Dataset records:
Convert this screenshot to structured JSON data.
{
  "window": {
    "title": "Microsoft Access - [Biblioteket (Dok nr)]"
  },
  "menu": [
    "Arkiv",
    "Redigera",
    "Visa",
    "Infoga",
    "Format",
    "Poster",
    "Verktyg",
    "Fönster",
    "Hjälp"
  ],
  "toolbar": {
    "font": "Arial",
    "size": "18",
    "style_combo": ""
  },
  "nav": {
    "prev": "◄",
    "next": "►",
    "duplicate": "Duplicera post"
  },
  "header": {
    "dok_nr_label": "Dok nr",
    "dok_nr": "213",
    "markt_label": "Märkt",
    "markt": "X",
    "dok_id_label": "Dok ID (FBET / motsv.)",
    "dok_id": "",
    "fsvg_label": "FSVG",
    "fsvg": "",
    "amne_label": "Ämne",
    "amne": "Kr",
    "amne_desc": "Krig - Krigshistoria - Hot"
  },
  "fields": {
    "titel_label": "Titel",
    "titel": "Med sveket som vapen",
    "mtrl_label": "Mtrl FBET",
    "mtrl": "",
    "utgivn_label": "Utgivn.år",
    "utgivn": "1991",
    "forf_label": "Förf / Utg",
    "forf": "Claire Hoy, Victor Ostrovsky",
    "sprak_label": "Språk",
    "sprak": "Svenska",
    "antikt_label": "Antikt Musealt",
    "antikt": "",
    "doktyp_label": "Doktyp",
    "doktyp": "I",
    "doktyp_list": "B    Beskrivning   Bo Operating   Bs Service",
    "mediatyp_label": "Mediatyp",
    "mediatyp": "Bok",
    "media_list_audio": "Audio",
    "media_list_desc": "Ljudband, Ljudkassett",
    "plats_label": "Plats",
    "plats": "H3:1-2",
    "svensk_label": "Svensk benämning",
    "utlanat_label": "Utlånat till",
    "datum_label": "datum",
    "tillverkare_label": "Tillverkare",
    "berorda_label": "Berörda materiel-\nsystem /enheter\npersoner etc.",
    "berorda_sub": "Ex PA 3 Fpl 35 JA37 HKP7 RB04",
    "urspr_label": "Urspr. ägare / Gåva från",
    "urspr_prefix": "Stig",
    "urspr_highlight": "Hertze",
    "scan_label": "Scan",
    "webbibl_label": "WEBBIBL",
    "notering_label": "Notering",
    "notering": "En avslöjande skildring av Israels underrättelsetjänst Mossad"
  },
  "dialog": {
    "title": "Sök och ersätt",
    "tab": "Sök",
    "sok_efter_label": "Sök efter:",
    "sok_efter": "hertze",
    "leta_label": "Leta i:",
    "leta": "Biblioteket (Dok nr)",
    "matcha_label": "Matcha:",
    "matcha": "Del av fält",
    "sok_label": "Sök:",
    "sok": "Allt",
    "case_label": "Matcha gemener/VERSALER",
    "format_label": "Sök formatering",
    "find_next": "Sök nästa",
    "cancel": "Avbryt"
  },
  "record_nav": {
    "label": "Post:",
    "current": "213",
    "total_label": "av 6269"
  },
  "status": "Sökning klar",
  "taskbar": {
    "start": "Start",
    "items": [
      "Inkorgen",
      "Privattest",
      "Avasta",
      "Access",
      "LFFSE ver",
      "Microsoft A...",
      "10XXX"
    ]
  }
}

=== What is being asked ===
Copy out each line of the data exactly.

=== Result for this exercise ===
Convert this screenshot to structured JSON data.
{
  "window": {
    "title": "Microsoft Access - [Biblioteket (Dok nr)]"
  },
  "menu": [
    "Arkiv",
    "Redigera",
    "Visa",
    "Infoga",
    "Format",
    "Poster",
    "Verktyg",
    "Fönster",
    "Hjälp"
  ],
  "toolbar": {
    "font": "Arial",
    "size": "18",
    "style_combo": ""
  },
  "nav": {
    "prev": "◄",
    "next": "►",
    "duplicate": "Duplicera post"
  },
  "header": {
    "dok_nr_label": "Dok nr",
    "dok_nr": "213",
    "markt_label": "Märkt",
    "markt": "X",
    "dok_id_label": "Dok ID (FBET / motsv.)",
    "dok_id": "",
    "fsvg_label": "FSVG",
    "fsvg": "",
    "amne_label": "Ämne",
    "amne": "Kr",
    "amne_desc": "Krig - Krigshistoria - Hot"
  },
  "fields": {
    "titel_label": "Titel",
    "titel": "Med sveket som vapen",
    "mtrl_label": "Mtrl FBET",
    "mtrl": "",
    "utgivn_label": "Utgivn.år",
    "utgivn": "1991",
    "forf_label": "Förf / Utg",
    "forf": "Claire Hoy, Victor Ostrovsky",
    "sprak_label": "Språk",
    "sprak": "Svenska",
    "antikt_label": "Antikt Musealt",
    "antikt": "",
    "doktyp_label": "Doktyp",
    "doktyp": "I",
    "doktyp_list": "B    Beskrivning   Bo Operating   Bs Service",
    "mediatyp_label": "Mediatyp",
    "mediatyp": "Bok",
    "media_list_audio": "Audio",
    "media_list_desc": "Ljudband, Ljudkassett",
    "plats_label": "Plats",
    "plats": "H3:1-2",
    "svensk_label": "Svensk benämning",
    "utlanat_label": "Utlånat till",
    "datum_label": "datum",
    "tillverkare_label": "Tillverkare",
    "berorda_label": "Berörda materiel-\nsystem /enheter\npersoner etc.",
    "berorda_sub": "Ex PA 3 Fpl 35 JA37 HKP7 RB04",
    "urspr_label": "Urspr. ägare / Gåva från",
    "urspr_prefix": "Stig",
    "urspr_highlight": "Hertze",
    "scan_label": "Scan",
    "webbibl_label": "WEBBIBL",
    "notering_label": "Notering",
    "notering": "En avslöjande skildring av Israels underrättelsetjänst Mossad"
  },
  "dialog": {
    "title": "Sök och ersätt",
    "tab": "Sök",
    "sok_efter_label": "Sök efter:",
    "sok_efter": "hertze",
    "leta_label": "Leta i:",
    "leta": "Biblioteket (Dok nr)",
    "matcha_label": "Matcha:",
    "matcha": "Del av fält",
    "sok_label": "Sök:",
    "sok": "Allt",
    "case_label": "Matcha gemener/VERSALER",
    "format_label": "Sök formatering",
    "find_next": "Sök nästa",
    "cancel": "Avbryt"
  },
  "record_nav": {
    "label": "Post:",
    "current": "213",
    "total_label": "av 6269"
  },
  "status": "Sökning klar",
  "taskbar": {
    "start": "Start",
    "items": [
      "Inkorgen",
      "Privattest",
      "Avasta",
      "Access",
      "LFFSE ver",
      "Microsoft A...",
      "10XXX"
    ]
  }
}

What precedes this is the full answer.